Pretty easy question here, so I’ll attach a prize of fairly small value, but that might still be fun: the first person to comment with the answer gets to name a character in a future word problem on this site, and what they do/sell/wear/eat. For example: “Rita is the diaper changer at a daycare center that feeds the kids nothing but corn.” Of course, I have no way of contacting an anonymous commenter, so you’re going to have to identify yourself. Cool? Let’s goooo.

Four kids are in a room; their average age is 8 years old. Then an adult enters the room, and the average age becomes 16. A tense conversation quickly escalates, culminating in one of the children screaming “You’re not even my real dad!” and leaving the room, but the average age in the room stays the same. A few minutes later, another kid leaves the room in search of a sandwich. If the last kid to leave was 4 years old, then the adult is how much older than the average age of the people remaining in the room, awkwardly staring at each other?

MOAR UPDATEZ and SOLUTION: Congratulations to “Amy” who answered correctly, albeit with some degree of uncertainty. Good enough, kid. Email me to claim your prize.

Solution after the jump.

##### Solution

We’re going to solve this bad boy with the average table. Because it is awesome and if you don’t love it then you probably are incapable of love. Let’s start by finding the age of the adult. Here’s what the problem tells us:
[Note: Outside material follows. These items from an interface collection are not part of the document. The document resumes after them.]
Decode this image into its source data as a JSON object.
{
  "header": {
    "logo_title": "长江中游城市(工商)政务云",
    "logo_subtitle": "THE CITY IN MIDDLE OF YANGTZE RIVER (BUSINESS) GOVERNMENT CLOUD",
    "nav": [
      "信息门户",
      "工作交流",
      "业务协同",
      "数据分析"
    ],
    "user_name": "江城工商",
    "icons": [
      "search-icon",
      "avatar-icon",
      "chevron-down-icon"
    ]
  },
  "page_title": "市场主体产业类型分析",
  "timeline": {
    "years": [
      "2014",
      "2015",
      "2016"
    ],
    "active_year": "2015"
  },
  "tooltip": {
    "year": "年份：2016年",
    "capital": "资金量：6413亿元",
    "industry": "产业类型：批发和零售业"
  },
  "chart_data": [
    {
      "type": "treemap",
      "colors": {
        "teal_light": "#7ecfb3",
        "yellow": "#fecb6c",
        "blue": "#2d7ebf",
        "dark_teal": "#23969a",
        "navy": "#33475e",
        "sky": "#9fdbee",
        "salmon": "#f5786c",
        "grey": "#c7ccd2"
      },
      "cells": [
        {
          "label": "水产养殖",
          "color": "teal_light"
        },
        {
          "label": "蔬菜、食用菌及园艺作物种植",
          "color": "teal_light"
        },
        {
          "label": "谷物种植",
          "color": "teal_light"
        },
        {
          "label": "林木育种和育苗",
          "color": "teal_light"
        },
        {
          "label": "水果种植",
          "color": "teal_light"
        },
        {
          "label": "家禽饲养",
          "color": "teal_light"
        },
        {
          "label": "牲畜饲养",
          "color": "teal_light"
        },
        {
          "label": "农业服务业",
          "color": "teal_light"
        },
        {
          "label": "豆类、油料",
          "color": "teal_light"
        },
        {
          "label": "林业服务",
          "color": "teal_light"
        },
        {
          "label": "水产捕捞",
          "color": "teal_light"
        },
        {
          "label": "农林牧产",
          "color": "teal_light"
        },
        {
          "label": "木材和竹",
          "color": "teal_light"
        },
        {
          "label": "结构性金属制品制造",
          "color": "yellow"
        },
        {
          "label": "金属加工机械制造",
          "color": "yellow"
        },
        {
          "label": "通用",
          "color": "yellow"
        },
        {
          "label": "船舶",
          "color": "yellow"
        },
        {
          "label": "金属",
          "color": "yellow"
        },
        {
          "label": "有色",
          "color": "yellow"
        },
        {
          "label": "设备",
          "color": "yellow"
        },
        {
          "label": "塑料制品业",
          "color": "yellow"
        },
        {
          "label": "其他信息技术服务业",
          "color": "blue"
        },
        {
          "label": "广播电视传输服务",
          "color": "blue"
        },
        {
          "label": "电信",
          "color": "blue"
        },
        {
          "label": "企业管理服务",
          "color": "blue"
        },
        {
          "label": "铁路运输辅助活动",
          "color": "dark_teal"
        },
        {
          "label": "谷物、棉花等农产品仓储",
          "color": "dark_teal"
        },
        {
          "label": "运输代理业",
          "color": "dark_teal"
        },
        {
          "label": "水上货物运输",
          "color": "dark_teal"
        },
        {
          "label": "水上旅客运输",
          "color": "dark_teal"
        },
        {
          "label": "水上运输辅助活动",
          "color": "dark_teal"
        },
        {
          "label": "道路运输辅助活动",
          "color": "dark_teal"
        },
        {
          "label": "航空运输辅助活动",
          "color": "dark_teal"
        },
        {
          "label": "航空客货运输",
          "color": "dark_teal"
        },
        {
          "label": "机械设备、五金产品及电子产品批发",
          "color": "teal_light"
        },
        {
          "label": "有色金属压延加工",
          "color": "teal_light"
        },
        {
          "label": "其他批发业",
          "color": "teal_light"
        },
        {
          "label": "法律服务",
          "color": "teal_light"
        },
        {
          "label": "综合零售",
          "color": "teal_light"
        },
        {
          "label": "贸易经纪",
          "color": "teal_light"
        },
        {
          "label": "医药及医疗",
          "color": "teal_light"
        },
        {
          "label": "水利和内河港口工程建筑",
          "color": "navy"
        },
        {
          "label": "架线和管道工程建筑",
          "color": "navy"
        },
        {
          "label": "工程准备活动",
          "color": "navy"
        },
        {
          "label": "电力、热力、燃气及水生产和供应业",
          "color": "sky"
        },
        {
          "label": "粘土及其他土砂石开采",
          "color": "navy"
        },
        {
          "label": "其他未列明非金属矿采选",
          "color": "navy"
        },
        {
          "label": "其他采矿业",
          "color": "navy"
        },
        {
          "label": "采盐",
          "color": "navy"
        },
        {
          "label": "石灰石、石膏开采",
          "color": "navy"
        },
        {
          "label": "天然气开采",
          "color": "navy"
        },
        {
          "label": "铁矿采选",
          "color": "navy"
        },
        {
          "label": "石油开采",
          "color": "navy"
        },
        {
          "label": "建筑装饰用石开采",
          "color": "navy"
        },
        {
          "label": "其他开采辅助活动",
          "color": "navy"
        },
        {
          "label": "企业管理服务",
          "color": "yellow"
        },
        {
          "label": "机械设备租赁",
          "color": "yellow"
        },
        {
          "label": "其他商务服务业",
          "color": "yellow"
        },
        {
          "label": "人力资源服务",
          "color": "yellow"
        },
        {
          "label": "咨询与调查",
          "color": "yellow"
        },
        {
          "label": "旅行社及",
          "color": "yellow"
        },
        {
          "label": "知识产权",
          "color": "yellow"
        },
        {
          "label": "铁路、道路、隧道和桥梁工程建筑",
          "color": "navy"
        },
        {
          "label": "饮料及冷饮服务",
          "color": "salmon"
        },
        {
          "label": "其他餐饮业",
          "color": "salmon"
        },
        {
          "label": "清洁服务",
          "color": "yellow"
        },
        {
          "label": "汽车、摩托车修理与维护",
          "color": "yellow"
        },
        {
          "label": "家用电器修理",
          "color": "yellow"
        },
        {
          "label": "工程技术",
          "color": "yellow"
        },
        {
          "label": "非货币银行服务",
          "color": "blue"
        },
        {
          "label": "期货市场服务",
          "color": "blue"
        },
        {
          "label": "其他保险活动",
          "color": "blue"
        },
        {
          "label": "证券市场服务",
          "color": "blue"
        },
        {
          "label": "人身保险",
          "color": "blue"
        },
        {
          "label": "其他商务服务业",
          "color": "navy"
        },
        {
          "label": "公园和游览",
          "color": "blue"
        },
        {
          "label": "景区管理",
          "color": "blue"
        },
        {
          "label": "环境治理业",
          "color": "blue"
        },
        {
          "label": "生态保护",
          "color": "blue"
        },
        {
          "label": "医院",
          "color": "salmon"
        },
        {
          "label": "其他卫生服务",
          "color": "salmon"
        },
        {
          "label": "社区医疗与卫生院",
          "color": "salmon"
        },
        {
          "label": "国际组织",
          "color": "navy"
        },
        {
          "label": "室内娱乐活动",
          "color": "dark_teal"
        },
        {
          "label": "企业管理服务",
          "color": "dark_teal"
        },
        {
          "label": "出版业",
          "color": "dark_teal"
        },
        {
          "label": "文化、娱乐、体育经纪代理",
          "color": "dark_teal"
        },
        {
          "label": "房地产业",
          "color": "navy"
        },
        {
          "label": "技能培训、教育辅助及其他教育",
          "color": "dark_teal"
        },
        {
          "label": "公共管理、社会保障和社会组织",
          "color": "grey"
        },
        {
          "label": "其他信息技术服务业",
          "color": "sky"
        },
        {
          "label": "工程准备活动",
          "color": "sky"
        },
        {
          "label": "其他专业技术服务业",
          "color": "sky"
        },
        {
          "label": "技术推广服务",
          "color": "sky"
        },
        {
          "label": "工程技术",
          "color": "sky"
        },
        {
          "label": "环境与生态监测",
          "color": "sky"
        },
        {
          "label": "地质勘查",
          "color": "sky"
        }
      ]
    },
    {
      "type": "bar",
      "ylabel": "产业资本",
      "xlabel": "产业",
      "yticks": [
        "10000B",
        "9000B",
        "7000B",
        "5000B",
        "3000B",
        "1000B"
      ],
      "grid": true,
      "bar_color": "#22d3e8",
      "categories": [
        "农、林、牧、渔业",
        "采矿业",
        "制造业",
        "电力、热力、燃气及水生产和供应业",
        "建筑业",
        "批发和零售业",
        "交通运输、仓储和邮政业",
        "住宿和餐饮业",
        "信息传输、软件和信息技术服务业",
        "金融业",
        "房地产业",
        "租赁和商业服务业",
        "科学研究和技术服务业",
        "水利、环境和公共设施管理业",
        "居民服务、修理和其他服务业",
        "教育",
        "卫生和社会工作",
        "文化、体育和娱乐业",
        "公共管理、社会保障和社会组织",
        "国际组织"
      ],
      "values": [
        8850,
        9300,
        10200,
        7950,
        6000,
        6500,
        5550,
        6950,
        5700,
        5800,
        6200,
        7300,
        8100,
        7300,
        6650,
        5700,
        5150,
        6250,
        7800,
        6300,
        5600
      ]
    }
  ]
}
$\tiny&space;\inline&space;\dpi{300}&space;\fn_cm&space;[Number\:&space;of\:&space;Values]\times&space;[Average\:&space;of\:&space;Values]&space;=&space;[Sum\:&space;of\:&space;Values]$

 4 people 8 years/person +1 person 5 people 16 years/person

In order to find the adult’s age, just fill in the sums of the ages in the first and third rows, and figure out the difference. That is to say: if we know the sum of the ages when it was just the 4 kids in the room was 32, and then the sum of ages became 80 when the adult walked in, how old must the adult have been?

$\tiny&space;\inline&space;\dpi{300}&space;\fn_cm&space;[Number\:&space;of\:&space;Values]\times&space;[Average\:&space;of\:&space;Values]&space;=&space;[Sum\:&space;of\:&space;Values]$

 4 people 8 years/person 32 years +1 person 48 years/person +48 years 5 people 16 years/person 80 years

OK, so if the adult is 48 years old, we have half of what we need. Now let’s figure out what happened after the adult walked in. We know two people left the room, and we know enough about each to figure out the average age in the room when the dust eventually settles. Picking up from where we left off, let’s deal with the first kid having a little hissy fit and leaving:

$\tiny&space;\inline&space;\dpi{300}&space;\fn_cm&space;[Number\:&space;of\:&space;Values]\times&space;[Average\:&space;of\:&space;Values]&space;=&space;[Sum\:&space;of\:&space;Values]$

 5 people 16 years/person 80 years -1 person 4 people 16 years/person

This looks a lot like the table above did, so we’ll fill it in the same way. Note that I filled in the age of the kid who left, although it doesn’t actually matter at all to the solution of the problem.

$\tiny&space;\inline&space;\dpi{300}&space;\fn_cm&space;[Number\:&space;of\:&space;Values]\times&space;[Average\:&space;of\:&space;Values]&space;=&space;[Sum\:&space;of\:&space;Values]$

 5 people 16 years/person 80 years -1 person 16 years/person -16 years 4 people 16 years/person 64 years

Ok, so since the average age stayed the same after that kid left, the sum of the ages in the room is now 64. When one more kid (age 4) leaves, we’re left with 3 people in the room, aged a total of 60 years. What’s the average age in the room? 20 years:

$\tiny&space;\inline&space;\dpi{300}&space;\fn_cm&space;[Number\:&space;of\:&space;Values]\times&space;[Average\:&space;of\:&space;Values]&space;=&space;[Sum\:&space;of\:&space;Values]$

 4 people 16 years/person 64 years -1 person 4 years/person -4 years 3 people 20 years/person 60 years

The adult is how much older than the average age in the room?

48 – 20 = 28
Sweet.